= Work instruction =
Each of the entries below is to be written out exactly, and the images skipped.

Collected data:
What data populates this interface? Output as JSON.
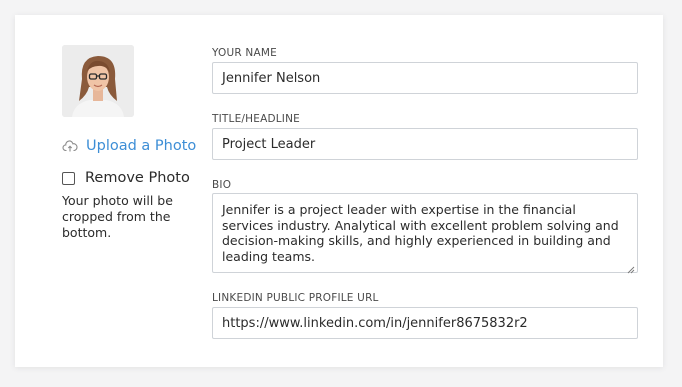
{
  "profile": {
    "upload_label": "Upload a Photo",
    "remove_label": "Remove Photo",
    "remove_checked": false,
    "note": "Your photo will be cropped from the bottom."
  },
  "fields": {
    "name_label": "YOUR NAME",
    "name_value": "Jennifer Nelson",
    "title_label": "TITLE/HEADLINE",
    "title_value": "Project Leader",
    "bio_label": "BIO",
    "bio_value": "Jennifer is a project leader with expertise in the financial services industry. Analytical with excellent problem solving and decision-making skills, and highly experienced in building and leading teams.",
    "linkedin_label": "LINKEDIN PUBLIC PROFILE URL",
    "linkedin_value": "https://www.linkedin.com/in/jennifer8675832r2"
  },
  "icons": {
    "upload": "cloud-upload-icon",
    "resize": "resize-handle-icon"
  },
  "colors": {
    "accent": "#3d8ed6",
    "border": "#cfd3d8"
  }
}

= Task answer =
What data populates this interface? Output as JSON.
{
  "profile": {
    "upload_label": "Upload a Photo",
    "remove_label": "Remove Photo",
    "remove_checked": false,
    "note": "Your photo will be cropped from the bottom."
  },
  "fields": {
    "name_label": "YOUR NAME",
    "name_value": "Jennifer Nelson",
    "title_label": "TITLE/HEADLINE",
    "title_value": "Project Leader",
    "bio_label": "BIO",
    "bio_value": "Jennifer is a project leader with expertise in the financial services industry. Analytical with excellent problem solving and decision-making skills, and highly experienced in building and leading teams.",
    "linkedin_label": "LINKEDIN PUBLIC PROFILE URL",
    "linkedin_value": "https://www.linkedin.com/in/jennifer8675832r2"
  },
  "icons": {
    "upload": "cloud-upload-icon",
    "resize": "resize-handle-icon"
  },
  "colors": {
    "accent": "#3d8ed6",
    "border": "#cfd3d8"
  }
}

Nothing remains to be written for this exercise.